Mark Zuckerberg: Facebook has stopped Russia and Iran campaigns to meddle in 2020 election
Facebook has shut down attempts from Russia and Iran to interfere in the 2020 elections, CEO Mark Zuckerberg said in an interview aired Monday night on NBC.
The interference campaigns show manipulation tactics are evolving, Zuckerberg said on "NBC Nightly News," as the company continues to face scrutiny for how it handles misinformation.
Facebook announced it removed four networks of accounts, pages and groups for "coordinated inauthentic behavior" earlier Monday. Three came from Iran and one from Russia, the company said in a blog post. The networks on both Facebook and Instagram allegedly misrepresented themselves and their actions, targeting the United States, North Africa and Latin America.
"That we've been able to proactively identify them and take them down is somewhat of a signal that our systems are much more advanced now than they have been in the past," Zuckerberg said on NBC.
After heavy criticism from lawmakers for failing to detect and purge election meddling in 2016, Facebook has made safeguarding elections around the world one of its top priorities. The company this week released new plans to protect 2020 election integrity, including plans to create a tracker showing how much presidential candidates spend on ads.
The plans do not update Facebook's advertising policy, which allows politicians to present false or misleading information due to the belief that any statement from a political figure is important to the public interest.
Politicians have slammed the fact-checking policy in the wake of Facebook running a Trump campaign ad featuring claims, without evidence, about former Vice President Joe Biden's involvement with Ukraine.
"I believe that it is important for people to be able to hear and see what politicians are saying," Zuckerberg told NBC. "That speech will be heavily scrutinized by journalists, by other people."
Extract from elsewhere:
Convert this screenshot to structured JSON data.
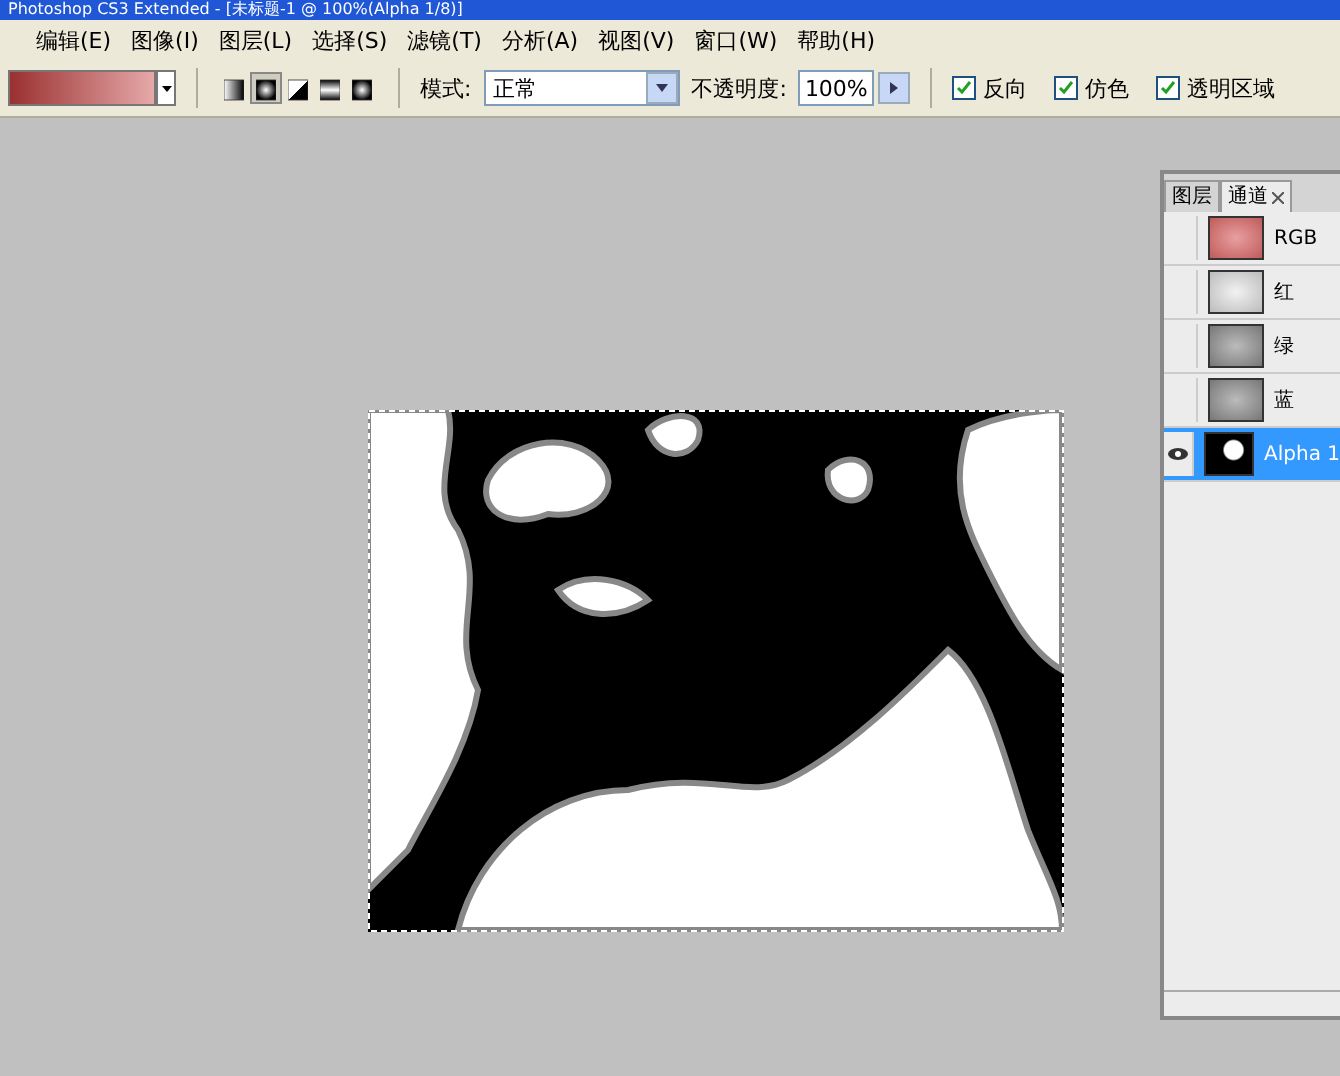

For upcoming elections, Zuckerberg added the removal of foreign manipulation efforts Monday indicates authoritarian regimes will actively run misinformation campaigns.
Last year, Facebook said it foiled political influence campaigns originating out of Iran and Russia that targeted U.S. users ahead of the midterm elections. The campaigns, which mimicked previous Kremlin-linked efforts to stir political discord around hot-button issues, also targeted users in the U.K., the Middle East and Latin America in a bid to sway world politics.
Iran and Russia have previously denied any involvement in Facebook disinformation campaigns.
©2019 USA Today
Distributed by Tribune Content Agency, LLC.